Finally, I explicitly address potential objections that I was not able to cover organically in the rest of the page. I mention the return policy, the team license, my free-book policy, and answer questions about the audience for the book and the formats available. I also engage in a bit of recreational keyword bingo.
This section is nearly identical to the previous two. I chose to feature this tweet because it compliments the pricing and encourages people outside of my core audience to give the book a shot.
I hosted this page on my own website rather than establishing a separate domain. This way, the visitors were able to explore the rest of the site to get a sense of who I am and what I do. This gave me an unexpected boost of traffic on projects like my email newsletter and my YouTube channel. However, I did mirror the website onto three vanity domains (writingforsoftwaredevelopers.com, writingforsoftwareengineers.com, and writingforprogrammers.com) which some people say will help me with SEO and other say will hurt SEO. Regardless, it took a few minutes to set up (a script just copies a subset of my site and deploys with Netlify and GitHub) and I have already seen traffic convert through those URLs so they have paid for themselves for the year.
I host my site on Netlify and my build scripts use Jinja and Pelican to make the magic happen. I use Bootstrap for CSS, and the site is designed with mobile visitors in mind (54% of my launch week traffic was on a phone). I have already done a lot with the site itself to make it lightweight so it loads quickly and does not use much bandwidth from Netlify.

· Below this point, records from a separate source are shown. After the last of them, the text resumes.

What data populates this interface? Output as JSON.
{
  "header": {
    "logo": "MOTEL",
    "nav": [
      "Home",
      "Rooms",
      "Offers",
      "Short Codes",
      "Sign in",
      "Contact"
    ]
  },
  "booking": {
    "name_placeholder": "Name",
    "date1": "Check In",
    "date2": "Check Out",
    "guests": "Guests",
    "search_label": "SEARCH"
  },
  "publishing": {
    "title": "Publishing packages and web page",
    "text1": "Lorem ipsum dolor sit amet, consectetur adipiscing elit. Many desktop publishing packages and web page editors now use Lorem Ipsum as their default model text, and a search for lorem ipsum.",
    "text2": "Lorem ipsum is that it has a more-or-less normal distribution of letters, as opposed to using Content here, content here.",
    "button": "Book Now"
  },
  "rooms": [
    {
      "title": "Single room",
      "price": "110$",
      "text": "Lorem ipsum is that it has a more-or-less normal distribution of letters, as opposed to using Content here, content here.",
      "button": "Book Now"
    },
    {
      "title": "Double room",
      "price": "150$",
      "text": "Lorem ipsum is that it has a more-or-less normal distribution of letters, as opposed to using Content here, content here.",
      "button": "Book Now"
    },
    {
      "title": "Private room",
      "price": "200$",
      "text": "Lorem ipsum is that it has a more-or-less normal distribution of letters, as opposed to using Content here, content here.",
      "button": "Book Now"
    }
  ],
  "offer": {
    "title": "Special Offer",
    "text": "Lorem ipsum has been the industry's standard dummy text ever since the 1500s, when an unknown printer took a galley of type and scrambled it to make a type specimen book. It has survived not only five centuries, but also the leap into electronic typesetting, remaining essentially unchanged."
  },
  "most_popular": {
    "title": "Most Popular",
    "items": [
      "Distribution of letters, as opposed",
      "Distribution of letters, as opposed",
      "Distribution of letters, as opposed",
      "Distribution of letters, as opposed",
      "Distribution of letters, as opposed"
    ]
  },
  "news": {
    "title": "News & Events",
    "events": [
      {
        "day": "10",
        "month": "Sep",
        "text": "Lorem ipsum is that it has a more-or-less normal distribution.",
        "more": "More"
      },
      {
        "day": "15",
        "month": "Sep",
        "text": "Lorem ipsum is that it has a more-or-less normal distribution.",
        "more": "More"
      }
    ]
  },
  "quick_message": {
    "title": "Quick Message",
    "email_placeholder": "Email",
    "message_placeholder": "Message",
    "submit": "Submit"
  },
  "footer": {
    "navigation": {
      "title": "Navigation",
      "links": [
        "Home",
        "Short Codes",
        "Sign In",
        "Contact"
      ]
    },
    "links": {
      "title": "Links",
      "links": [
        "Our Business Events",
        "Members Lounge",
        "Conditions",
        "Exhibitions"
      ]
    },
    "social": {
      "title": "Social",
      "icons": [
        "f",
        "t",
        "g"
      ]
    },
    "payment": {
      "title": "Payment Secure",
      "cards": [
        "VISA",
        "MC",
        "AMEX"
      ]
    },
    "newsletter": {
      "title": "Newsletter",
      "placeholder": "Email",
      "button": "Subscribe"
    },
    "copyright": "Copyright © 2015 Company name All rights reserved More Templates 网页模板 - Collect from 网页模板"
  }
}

For this site, I did not self-host the 11 interview subjects' profiles or my clients' logos during launch, among other optimizations (I later did self-host these images due to content blocking issues with Firefox). Serving launch-week pageviews took only 20GB of bandwidth, or 1/5 of Netlify's free plan.